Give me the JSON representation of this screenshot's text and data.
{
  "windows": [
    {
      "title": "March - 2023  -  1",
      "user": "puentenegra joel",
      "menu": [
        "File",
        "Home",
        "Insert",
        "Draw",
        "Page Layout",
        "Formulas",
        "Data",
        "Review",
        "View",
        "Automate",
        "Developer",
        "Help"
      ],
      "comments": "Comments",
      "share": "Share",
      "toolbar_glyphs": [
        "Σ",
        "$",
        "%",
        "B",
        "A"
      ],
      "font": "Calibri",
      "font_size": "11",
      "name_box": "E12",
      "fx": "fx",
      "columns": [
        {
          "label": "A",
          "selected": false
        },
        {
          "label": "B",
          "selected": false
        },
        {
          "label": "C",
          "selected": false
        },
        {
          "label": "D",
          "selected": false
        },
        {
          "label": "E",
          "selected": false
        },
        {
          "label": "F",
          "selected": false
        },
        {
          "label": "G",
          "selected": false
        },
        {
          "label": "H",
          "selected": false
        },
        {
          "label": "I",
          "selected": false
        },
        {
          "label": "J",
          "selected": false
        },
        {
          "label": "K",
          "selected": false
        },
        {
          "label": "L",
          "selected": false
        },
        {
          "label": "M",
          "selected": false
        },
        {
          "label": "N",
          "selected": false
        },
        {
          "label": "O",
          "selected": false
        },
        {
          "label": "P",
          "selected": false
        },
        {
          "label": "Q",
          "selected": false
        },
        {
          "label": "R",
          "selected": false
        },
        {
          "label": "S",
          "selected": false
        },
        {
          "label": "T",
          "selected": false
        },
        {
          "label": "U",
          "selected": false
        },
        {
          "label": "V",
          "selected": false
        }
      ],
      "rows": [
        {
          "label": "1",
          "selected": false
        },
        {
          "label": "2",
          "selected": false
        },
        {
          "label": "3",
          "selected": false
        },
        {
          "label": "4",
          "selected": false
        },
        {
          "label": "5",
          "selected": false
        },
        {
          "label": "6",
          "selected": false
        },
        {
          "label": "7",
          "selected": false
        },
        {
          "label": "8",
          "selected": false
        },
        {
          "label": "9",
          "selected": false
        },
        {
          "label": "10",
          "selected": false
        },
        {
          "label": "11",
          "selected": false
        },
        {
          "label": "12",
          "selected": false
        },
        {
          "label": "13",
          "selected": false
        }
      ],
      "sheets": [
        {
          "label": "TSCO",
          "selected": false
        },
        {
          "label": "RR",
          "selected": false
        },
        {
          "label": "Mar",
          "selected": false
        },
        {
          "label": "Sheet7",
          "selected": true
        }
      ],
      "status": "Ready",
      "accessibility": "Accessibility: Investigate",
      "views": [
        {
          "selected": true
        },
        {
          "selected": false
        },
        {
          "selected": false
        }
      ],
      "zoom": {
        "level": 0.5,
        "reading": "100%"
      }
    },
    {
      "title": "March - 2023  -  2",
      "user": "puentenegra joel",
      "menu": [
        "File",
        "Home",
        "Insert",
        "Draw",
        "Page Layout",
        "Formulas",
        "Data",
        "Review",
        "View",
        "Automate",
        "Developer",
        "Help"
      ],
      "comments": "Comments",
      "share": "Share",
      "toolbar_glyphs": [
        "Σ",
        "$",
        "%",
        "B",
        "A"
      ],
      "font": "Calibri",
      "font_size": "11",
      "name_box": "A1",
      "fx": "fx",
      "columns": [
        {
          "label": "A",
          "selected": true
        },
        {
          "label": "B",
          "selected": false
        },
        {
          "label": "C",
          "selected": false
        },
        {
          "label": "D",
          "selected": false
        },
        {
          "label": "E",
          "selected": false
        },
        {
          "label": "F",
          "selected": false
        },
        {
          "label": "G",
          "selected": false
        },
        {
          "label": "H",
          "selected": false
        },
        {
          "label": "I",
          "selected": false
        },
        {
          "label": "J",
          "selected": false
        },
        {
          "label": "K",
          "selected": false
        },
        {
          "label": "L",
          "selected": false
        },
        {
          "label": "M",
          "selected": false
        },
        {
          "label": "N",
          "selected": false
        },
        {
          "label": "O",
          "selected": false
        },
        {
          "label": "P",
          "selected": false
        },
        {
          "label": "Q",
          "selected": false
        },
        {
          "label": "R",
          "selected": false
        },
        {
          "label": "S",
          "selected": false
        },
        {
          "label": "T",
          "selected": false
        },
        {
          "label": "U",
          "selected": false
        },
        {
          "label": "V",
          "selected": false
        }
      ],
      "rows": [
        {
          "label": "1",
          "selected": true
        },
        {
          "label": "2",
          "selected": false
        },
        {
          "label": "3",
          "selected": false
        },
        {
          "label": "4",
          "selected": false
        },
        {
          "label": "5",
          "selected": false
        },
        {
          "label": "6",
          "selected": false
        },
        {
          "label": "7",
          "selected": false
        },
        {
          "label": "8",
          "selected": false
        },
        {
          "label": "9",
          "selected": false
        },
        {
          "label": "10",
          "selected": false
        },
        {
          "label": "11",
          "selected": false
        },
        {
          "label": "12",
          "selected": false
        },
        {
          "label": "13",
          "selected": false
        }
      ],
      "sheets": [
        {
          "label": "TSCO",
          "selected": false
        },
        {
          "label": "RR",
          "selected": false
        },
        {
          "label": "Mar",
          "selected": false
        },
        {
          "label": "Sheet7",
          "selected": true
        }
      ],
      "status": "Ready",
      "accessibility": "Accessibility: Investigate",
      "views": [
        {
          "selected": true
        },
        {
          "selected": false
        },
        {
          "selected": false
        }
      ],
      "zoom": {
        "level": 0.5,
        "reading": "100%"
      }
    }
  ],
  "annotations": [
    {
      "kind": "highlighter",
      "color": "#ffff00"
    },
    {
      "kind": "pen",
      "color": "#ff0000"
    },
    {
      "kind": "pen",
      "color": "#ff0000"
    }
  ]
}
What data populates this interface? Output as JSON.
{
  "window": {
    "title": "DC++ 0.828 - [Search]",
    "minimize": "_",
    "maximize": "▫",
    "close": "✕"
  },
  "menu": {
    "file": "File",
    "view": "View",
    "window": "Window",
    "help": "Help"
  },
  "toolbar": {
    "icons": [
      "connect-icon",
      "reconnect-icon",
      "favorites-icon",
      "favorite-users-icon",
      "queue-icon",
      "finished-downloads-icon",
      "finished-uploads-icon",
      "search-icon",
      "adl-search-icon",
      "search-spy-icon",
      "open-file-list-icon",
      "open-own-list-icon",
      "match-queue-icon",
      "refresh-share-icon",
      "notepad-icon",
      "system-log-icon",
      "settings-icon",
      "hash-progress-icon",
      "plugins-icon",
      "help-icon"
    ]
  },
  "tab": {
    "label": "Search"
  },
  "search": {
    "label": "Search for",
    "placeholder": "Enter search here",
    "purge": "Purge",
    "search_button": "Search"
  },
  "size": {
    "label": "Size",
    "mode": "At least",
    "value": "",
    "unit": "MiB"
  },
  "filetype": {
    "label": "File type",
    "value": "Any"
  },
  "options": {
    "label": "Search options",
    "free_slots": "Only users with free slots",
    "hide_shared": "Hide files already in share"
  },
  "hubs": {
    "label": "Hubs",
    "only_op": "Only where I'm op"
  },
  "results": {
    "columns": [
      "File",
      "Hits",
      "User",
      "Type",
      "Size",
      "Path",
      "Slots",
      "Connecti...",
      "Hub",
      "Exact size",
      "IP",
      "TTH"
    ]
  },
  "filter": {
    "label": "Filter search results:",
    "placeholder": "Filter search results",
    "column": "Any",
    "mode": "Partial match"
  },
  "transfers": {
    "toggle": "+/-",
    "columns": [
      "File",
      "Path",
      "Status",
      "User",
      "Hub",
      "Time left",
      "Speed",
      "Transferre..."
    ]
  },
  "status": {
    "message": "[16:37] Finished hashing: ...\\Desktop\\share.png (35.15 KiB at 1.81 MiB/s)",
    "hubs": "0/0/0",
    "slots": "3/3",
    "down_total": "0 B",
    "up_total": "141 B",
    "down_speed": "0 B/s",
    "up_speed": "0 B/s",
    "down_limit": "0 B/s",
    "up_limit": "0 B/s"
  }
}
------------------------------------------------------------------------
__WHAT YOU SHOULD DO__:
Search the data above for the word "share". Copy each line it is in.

__ANSWER BOX__:
      "share": "Share",
      "share": "Share",
      "refresh-share-icon",
    "hide_shared": "Hide files already in share"
    "message": "[16:37] Finished hashing: ...\\Desktop\\share.png (35.15 KiB at 1.81 MiB/s)",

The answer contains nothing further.